Collection entries
---

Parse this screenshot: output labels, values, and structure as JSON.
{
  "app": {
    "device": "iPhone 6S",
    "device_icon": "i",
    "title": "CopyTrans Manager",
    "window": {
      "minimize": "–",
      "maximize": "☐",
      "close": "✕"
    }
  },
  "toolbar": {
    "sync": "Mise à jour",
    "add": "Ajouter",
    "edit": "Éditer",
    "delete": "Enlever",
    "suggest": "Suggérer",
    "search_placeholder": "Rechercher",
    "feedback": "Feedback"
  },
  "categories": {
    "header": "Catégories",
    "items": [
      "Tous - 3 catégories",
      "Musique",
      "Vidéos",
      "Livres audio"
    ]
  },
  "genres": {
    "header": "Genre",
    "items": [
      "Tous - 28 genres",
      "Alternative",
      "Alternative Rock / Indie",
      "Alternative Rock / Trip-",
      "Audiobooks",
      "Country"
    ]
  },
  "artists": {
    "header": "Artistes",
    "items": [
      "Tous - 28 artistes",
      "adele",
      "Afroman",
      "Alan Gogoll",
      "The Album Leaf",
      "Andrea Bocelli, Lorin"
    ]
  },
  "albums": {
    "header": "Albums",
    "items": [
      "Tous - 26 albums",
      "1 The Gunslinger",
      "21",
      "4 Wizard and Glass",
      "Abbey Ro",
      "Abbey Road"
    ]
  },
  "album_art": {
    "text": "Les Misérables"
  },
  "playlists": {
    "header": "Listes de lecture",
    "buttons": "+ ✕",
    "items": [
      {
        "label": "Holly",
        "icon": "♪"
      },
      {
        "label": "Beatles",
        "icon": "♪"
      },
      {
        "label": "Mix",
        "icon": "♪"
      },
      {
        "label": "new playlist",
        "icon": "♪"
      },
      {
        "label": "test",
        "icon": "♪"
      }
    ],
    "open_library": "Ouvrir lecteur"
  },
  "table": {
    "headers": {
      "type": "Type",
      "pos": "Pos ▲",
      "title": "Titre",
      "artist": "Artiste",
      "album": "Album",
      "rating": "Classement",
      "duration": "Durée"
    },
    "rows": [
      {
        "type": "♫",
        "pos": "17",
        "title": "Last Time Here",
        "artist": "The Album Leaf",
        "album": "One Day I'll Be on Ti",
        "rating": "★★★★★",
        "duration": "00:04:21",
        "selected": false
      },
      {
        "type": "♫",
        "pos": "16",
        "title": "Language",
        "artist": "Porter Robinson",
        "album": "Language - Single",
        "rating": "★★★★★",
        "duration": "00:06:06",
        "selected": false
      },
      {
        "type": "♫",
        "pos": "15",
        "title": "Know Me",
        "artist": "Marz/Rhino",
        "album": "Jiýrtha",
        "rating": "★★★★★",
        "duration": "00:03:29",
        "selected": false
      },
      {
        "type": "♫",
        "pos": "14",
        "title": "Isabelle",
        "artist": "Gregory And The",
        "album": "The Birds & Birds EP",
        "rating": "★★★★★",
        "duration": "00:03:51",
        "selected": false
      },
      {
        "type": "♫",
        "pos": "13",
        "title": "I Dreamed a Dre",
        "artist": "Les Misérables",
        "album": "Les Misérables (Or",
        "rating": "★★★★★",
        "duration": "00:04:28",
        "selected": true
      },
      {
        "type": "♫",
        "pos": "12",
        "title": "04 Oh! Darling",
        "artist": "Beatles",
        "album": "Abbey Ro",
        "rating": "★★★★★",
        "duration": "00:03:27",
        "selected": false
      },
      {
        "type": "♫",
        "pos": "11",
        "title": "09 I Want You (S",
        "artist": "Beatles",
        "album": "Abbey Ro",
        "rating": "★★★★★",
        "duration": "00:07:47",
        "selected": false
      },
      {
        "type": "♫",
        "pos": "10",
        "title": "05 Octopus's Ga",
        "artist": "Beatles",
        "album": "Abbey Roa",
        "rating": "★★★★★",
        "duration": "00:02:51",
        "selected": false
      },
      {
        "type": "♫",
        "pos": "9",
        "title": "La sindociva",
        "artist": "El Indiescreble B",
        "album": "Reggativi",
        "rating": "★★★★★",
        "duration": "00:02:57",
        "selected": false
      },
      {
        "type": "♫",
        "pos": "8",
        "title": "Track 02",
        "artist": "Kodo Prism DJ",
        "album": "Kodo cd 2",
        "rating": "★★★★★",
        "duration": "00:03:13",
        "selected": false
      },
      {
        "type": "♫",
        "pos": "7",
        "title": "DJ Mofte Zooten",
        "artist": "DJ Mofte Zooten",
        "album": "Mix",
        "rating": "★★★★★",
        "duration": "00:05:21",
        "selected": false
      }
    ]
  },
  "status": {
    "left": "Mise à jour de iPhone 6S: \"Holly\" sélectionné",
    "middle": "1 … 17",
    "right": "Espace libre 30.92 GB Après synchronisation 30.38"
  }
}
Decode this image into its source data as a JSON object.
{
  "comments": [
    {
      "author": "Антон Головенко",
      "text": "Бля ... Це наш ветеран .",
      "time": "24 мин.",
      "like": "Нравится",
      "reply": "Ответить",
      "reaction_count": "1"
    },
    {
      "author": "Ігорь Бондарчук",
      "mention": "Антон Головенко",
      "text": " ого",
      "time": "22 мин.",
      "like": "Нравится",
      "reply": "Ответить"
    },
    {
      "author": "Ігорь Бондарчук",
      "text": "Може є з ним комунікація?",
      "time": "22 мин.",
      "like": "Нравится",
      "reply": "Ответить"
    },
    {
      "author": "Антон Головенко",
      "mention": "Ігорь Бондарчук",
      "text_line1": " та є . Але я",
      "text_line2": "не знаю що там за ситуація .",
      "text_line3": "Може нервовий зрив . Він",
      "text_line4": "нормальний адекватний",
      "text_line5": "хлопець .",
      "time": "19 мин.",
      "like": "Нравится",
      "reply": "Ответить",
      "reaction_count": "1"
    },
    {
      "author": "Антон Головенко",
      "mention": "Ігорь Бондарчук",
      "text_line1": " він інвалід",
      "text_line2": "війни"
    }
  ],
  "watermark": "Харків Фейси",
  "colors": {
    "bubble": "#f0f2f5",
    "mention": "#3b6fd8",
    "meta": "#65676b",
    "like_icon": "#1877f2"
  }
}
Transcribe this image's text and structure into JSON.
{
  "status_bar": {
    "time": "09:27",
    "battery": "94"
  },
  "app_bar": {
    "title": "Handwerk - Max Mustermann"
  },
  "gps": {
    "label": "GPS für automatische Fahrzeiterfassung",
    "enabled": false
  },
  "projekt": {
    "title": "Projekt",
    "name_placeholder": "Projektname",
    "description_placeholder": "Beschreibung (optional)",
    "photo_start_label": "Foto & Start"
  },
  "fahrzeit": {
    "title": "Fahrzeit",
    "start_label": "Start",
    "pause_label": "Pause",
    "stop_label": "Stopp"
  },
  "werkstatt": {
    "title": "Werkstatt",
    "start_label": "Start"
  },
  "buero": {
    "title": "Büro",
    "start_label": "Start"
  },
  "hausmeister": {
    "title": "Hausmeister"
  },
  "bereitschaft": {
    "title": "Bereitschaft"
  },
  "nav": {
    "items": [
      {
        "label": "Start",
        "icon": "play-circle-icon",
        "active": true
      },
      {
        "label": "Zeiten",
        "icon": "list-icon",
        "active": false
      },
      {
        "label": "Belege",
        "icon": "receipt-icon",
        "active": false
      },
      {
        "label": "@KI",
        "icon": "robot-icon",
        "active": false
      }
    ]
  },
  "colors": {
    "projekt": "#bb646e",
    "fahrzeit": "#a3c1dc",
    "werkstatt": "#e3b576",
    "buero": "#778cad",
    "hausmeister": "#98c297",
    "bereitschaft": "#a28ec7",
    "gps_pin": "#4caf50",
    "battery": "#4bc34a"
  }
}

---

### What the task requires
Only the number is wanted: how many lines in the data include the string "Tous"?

### Response to the task
4